=== Begin Enclosure ===

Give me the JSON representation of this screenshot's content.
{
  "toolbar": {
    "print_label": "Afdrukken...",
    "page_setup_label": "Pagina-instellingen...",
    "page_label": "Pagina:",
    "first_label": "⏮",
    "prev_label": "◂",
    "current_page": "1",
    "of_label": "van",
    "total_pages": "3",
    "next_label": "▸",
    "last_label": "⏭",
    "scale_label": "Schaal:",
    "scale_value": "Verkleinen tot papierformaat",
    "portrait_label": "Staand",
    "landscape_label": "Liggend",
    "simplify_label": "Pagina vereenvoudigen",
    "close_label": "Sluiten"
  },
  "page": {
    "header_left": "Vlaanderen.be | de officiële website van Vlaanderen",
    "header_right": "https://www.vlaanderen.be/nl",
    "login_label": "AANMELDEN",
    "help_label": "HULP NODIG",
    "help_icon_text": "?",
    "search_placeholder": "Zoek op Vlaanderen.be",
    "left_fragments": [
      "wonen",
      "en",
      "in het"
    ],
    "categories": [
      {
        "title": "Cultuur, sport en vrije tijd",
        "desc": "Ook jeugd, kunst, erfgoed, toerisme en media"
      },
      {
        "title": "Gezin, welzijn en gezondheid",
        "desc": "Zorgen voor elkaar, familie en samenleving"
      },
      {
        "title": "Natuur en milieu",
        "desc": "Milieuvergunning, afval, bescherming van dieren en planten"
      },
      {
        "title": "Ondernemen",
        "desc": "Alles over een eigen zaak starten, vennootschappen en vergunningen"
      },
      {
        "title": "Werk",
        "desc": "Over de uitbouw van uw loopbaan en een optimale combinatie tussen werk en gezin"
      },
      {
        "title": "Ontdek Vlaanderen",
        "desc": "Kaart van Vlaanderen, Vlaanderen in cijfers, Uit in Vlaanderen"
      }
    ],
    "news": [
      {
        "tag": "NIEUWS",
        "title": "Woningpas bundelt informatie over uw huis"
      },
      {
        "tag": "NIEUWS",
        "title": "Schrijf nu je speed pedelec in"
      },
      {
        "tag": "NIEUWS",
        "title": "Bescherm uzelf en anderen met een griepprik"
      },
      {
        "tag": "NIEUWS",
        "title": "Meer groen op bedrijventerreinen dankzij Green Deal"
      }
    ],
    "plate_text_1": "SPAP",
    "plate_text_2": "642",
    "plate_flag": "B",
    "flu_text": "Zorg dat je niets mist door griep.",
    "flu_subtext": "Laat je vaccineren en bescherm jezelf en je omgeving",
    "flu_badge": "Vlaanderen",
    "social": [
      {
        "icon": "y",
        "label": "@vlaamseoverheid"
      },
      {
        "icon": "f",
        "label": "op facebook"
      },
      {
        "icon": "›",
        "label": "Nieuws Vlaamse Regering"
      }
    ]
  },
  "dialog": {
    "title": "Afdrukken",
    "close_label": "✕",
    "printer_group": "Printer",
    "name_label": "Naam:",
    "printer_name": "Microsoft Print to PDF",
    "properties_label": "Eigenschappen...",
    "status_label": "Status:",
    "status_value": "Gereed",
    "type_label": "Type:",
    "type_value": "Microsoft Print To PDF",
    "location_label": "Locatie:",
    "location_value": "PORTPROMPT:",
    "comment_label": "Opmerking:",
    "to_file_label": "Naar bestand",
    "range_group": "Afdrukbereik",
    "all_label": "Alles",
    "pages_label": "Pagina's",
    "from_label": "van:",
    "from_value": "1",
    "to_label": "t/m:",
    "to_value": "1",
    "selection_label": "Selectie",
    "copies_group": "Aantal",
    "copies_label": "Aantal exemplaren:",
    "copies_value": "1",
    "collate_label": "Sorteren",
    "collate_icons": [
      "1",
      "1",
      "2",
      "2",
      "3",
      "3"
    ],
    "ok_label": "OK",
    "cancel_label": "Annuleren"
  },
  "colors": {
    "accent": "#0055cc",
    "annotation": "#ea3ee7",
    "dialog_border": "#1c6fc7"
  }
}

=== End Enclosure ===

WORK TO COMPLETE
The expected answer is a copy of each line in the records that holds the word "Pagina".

WRITTEN ANSWER
    "page_setup_label": "Pagina-instellingen...",
    "page_label": "Pagina:",
    "simplify_label": "Pagina vereenvoudigen",
    "pages_label": "Pagina's",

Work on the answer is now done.